### What to work on
Nothing but the pictures should go missing; return all the entries below exactly.

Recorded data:
*** Begin section ***
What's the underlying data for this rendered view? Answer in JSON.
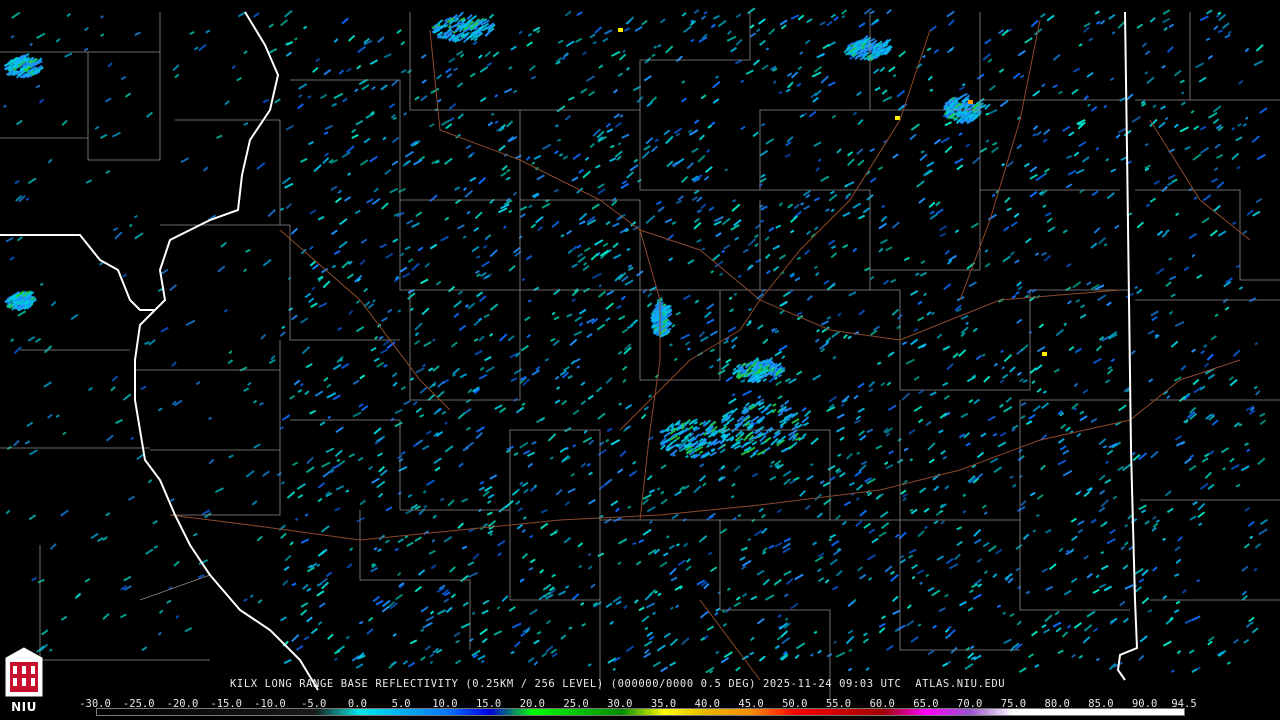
{
  "product": {
    "caption": "KILX LONG RANGE BASE REFLECTIVITY (0.25KM / 256 LEVEL) (000000/0000 0.5 DEG) 2025-11-24 09:03 UTC  ATLAS.NIU.EDU"
  },
  "color_scale": {
    "labels": [
      "-30.0",
      "-25.0",
      "-20.0",
      "-15.0",
      "-10.0",
      "-5.0",
      "0.0",
      "5.0",
      "10.0",
      "15.0",
      "20.0",
      "25.0",
      "30.0",
      "35.0",
      "40.0",
      "45.0",
      "50.0",
      "55.0",
      "60.0",
      "65.0",
      "70.0",
      "75.0",
      "80.0",
      "85.0",
      "90.0",
      "94.5"
    ],
    "stops": [
      {
        "dbz": -30,
        "color": "#000000"
      },
      {
        "dbz": -5,
        "color": "#1a1a1a"
      },
      {
        "dbz": 0,
        "color": "#00e8e8"
      },
      {
        "dbz": 10,
        "color": "#0078ff"
      },
      {
        "dbz": 15,
        "color": "#0000e0"
      },
      {
        "dbz": 20,
        "color": "#00ff00"
      },
      {
        "dbz": 30,
        "color": "#008c00"
      },
      {
        "dbz": 35,
        "color": "#ffff00"
      },
      {
        "dbz": 40,
        "color": "#e6b400"
      },
      {
        "dbz": 45,
        "color": "#ff8c00"
      },
      {
        "dbz": 50,
        "color": "#ff0000"
      },
      {
        "dbz": 60,
        "color": "#a00000"
      },
      {
        "dbz": 65,
        "color": "#ff00ff"
      },
      {
        "dbz": 70,
        "color": "#9955cc"
      },
      {
        "dbz": 75,
        "color": "#ffffff"
      },
      {
        "dbz": 94.5,
        "color": "#ffffff"
      }
    ]
  },
  "colors": {
    "background": "#000000",
    "county_lines": "#8a8a8a",
    "state_lines": "#ffffff",
    "highways": "#8b4a2a"
  },
  "logo": {
    "text": "NIU",
    "icon": "niu-logo-icon"
  }
}
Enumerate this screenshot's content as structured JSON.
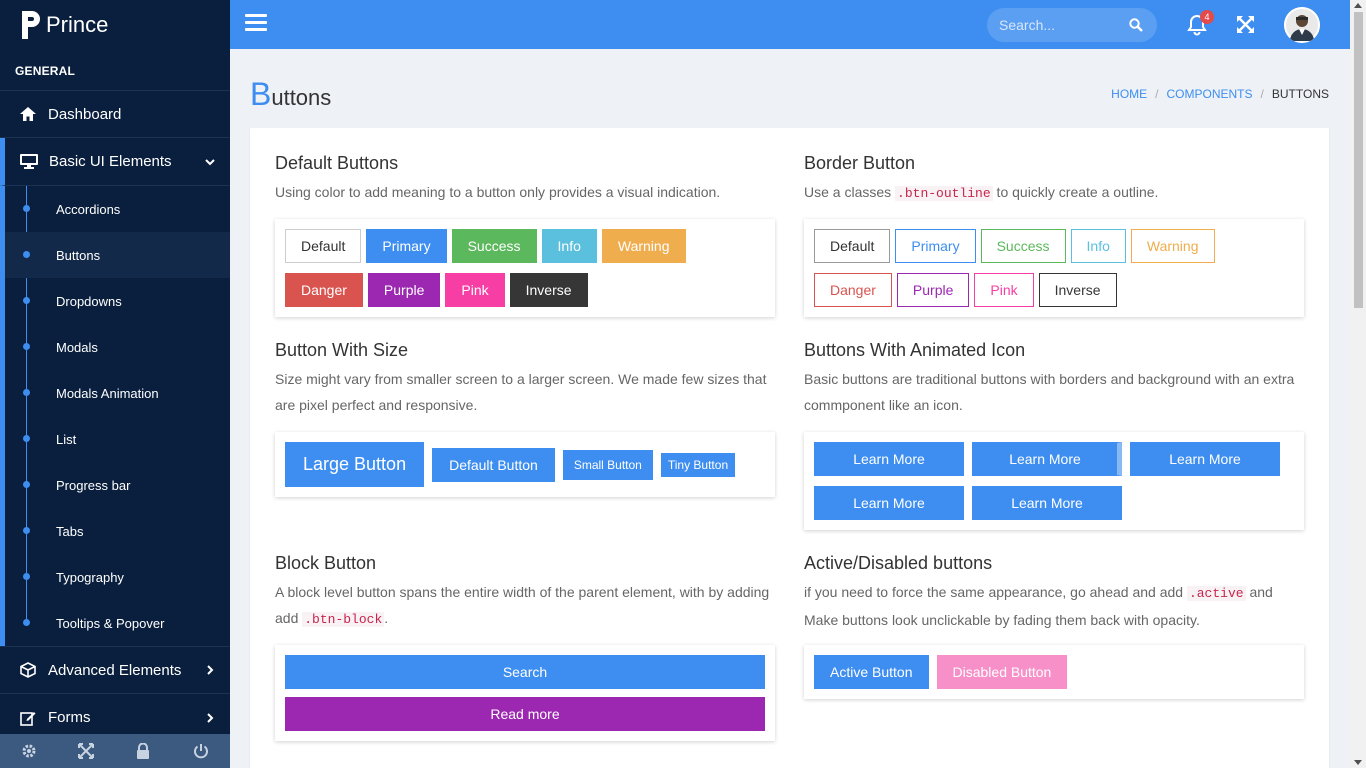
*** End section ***
### Response to this exercise
What's the underlying data for this rendered view? Answer in JSON.
{
  "product": {
    "caption": "KILX LONG RANGE BASE REFLECTIVITY (0.25KM / 256 LEVEL) (000000/0000 0.5 DEG) 2025-11-24 09:03 UTC  ATLAS.NIU.EDU"
  },
  "color_scale": {
    "labels": [
      "-30.0",
      "-25.0",
      "-20.0",
      "-15.0",
      "-10.0",
      "-5.0",
      "0.0",
      "5.0",
      "10.0",
      "15.0",
      "20.0",
      "25.0",
      "30.0",
      "35.0",
      "40.0",
      "45.0",
      "50.0",
      "55.0",
      "60.0",
      "65.0",
      "70.0",
      "75.0",
      "80.0",
      "85.0",
      "90.0",
      "94.5"
    ],
    "stops": [
      {
        "dbz": -30,
        "color": "#000000"
      },
      {
        "dbz": -5,
        "color": "#1a1a1a"
      },
      {
        "dbz": 0,
        "color": "#00e8e8"
      },
      {
        "dbz": 10,
        "color": "#0078ff"
      },
      {
        "dbz": 15,
        "color": "#0000e0"
      },
      {
        "dbz": 20,
        "color": "#00ff00"
      },
      {
        "dbz": 30,
        "color": "#008c00"
      },
      {
        "dbz": 35,
        "color": "#ffff00"
      },
      {
        "dbz": 40,
        "color": "#e6b400"
      },
      {
        "dbz": 45,
        "color": "#ff8c00"
      },
      {
        "dbz": 50,
        "color": "#ff0000"
      },
      {
        "dbz": 60,
        "color": "#a00000"
      },
      {
        "dbz": 65,
        "color": "#ff00ff"
      },
      {
        "dbz": 70,
        "color": "#9955cc"
      },
      {
        "dbz": 75,
        "color": "#ffffff"
      },
      {
        "dbz": 94.5,
        "color": "#ffffff"
      }
    ]
  },
  "colors": {
    "background": "#000000",
    "county_lines": "#8a8a8a",
    "state_lines": "#ffffff",
    "highways": "#8b4a2a"
  },
  "logo": {
    "text": "NIU",
    "icon": "niu-logo-icon"
  }
}
Enumerate this screenshot's content as structured JSON.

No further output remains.